Task directions: Gather each line containing the string "LISTEN" from these entries.

Excerpts from a dataset:
•••••

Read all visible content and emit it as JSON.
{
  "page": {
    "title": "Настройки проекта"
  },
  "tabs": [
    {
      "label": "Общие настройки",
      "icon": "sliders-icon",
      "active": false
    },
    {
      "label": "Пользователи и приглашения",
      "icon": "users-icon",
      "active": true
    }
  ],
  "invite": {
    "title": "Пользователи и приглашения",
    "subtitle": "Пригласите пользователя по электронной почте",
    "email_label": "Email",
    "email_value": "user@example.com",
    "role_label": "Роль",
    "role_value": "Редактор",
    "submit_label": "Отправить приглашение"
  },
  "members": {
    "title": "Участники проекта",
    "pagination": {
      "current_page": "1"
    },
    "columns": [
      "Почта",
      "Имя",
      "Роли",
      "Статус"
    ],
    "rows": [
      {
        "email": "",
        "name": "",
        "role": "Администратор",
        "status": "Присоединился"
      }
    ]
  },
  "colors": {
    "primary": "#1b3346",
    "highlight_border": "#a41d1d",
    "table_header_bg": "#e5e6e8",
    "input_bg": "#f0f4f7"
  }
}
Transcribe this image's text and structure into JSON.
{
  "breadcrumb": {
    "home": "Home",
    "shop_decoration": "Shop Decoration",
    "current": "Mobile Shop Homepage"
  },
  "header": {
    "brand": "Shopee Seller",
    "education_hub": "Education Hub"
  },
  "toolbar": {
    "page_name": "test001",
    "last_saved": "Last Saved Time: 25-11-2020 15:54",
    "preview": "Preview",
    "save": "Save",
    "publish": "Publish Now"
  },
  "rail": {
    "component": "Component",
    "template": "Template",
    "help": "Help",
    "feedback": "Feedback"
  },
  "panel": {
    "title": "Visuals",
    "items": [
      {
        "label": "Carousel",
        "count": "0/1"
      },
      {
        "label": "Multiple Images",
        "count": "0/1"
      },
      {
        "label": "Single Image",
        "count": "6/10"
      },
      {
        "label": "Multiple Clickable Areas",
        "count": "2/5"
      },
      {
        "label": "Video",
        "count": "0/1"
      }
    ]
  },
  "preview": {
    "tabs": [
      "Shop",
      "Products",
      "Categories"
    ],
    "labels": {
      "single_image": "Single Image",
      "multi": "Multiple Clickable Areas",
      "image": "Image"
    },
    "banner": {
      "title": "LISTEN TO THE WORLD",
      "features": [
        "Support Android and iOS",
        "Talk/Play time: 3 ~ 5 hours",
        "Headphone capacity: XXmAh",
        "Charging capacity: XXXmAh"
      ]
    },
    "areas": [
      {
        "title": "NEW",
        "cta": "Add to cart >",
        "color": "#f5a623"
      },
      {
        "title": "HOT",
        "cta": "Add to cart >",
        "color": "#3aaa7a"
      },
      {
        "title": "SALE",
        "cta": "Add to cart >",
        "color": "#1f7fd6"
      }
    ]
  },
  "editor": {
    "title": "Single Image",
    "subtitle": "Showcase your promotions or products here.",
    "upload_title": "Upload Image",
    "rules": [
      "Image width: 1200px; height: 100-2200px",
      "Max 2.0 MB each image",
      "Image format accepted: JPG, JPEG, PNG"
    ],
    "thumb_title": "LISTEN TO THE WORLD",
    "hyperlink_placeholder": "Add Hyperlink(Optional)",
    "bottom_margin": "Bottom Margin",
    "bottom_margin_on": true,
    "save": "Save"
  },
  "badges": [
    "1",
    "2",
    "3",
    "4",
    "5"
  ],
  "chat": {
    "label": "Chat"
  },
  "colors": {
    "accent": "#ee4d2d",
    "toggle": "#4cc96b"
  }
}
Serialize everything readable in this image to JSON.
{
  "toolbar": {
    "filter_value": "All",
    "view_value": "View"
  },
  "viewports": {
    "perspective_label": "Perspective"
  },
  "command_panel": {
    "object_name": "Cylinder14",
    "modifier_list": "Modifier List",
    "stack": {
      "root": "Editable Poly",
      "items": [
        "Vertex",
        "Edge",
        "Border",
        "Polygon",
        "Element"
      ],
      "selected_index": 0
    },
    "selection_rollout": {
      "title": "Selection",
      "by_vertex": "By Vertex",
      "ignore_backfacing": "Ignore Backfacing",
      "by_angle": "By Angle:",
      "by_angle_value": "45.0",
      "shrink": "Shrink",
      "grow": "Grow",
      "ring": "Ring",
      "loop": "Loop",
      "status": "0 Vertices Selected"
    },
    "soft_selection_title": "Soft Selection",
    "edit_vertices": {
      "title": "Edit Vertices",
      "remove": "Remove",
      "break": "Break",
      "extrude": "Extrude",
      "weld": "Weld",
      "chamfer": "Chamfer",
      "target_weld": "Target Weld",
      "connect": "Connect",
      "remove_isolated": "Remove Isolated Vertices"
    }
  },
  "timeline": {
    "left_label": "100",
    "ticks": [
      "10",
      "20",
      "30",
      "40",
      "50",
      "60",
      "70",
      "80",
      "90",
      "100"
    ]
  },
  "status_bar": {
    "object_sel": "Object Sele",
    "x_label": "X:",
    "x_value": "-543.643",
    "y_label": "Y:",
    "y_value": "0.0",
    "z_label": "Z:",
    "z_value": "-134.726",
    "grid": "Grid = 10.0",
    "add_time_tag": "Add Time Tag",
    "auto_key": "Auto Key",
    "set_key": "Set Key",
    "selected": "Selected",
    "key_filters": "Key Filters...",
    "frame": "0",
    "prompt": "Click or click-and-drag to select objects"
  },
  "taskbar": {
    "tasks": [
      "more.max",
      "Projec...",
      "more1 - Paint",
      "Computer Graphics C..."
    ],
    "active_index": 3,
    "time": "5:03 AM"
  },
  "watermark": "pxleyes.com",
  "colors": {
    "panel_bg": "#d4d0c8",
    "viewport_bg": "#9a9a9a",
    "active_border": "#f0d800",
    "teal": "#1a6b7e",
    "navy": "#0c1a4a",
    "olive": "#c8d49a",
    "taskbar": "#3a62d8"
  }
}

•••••

Response to the exercise:
      "title": "LISTEN TO THE WORLD",
    "thumb_title": "LISTEN TO THE WORLD",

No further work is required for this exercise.